■ DESCRIPTION OF THE TASK
Reproduce all the data exactly, without pictures.

■ SOURCE RECORDS
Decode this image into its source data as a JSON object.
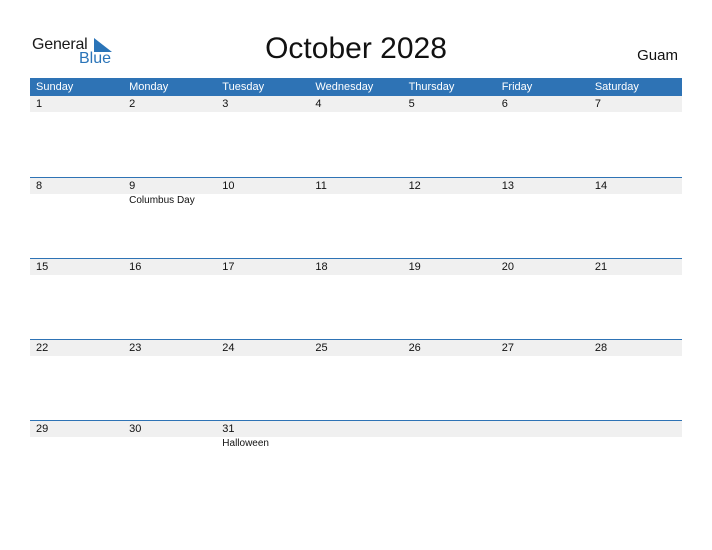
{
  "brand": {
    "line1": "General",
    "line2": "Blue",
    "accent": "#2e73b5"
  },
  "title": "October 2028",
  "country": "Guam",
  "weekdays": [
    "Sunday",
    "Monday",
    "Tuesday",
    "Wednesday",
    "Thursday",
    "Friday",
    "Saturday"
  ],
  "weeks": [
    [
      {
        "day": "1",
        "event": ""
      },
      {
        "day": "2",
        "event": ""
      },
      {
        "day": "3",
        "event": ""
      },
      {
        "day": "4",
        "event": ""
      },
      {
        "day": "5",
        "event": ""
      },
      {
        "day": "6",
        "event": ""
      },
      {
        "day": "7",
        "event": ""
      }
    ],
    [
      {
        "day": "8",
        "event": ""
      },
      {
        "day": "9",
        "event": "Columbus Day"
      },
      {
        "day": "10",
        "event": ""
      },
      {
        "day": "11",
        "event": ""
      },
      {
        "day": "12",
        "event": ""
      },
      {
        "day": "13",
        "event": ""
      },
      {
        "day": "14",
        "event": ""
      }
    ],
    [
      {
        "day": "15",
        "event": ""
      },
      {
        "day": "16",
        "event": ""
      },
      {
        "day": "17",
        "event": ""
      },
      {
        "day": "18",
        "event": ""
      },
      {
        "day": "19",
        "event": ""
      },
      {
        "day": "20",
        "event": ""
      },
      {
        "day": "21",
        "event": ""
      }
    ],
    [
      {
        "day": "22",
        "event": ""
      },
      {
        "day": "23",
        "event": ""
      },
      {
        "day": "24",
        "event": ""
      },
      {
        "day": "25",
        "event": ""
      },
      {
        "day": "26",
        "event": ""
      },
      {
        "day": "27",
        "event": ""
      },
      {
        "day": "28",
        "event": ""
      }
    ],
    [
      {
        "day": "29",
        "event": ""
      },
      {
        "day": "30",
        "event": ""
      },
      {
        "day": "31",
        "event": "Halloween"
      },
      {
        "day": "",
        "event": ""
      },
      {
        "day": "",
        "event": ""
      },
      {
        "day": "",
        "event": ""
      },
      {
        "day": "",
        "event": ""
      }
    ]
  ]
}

■ RESULT OF THIS EXERCISE
Decode this image into its source data as a JSON object.
{
  "brand": {
    "line1": "General",
    "line2": "Blue",
    "accent": "#2e73b5"
  },
  "title": "October 2028",
  "country": "Guam",
  "weekdays": [
    "Sunday",
    "Monday",
    "Tuesday",
    "Wednesday",
    "Thursday",
    "Friday",
    "Saturday"
  ],
  "weeks": [
    [
      {
        "day": "1",
        "event": ""
      },
      {
        "day": "2",
        "event": ""
      },
      {
        "day": "3",
        "event": ""
      },
      {
        "day": "4",
        "event": ""
      },
      {
        "day": "5",
        "event": ""
      },
      {
        "day": "6",
        "event": ""
      },
      {
        "day": "7",
        "event": ""
      }
    ],
    [
      {
        "day": "8",
        "event": ""
      },
      {
        "day": "9",
        "event": "Columbus Day"
      },
      {
        "day": "10",
        "event": ""
      },
      {
        "day": "11",
        "event": ""
      },
      {
        "day": "12",
        "event": ""
      },
      {
        "day": "13",
        "event": ""
      },
      {
        "day": "14",
        "event": ""
      }
    ],
    [
      {
        "day": "15",
        "event": ""
      },
      {
        "day": "16",
        "event": ""
      },
      {
        "day": "17",
        "event": ""
      },
      {
        "day": "18",
        "event": ""
      },
      {
        "day": "19",
        "event": ""
      },
      {
        "day": "20",
        "event": ""
      },
      {
        "day": "21",
        "event": ""
      }
    ],
    [
      {
        "day": "22",
        "event": ""
      },
      {
        "day": "23",
        "event": ""
      },
      {
        "day": "24",
        "event": ""
      },
      {
        "day": "25",
        "event": ""
      },
      {
        "day": "26",
        "event": ""
      },
      {
        "day": "27",
        "event": ""
      },
      {
        "day": "28",
        "event": ""
      }
    ],
    [
      {
        "day": "29",
        "event": ""
      },
      {
        "day": "30",
        "event": ""
      },
      {
        "day": "31",
        "event": "Halloween"
      },
      {
        "day": "",
        "event": ""
      },
      {
        "day": "",
        "event": ""
      },
      {
        "day": "",
        "event": ""
      },
      {
        "day": "",
        "event": ""
      }
    ]
  ]
}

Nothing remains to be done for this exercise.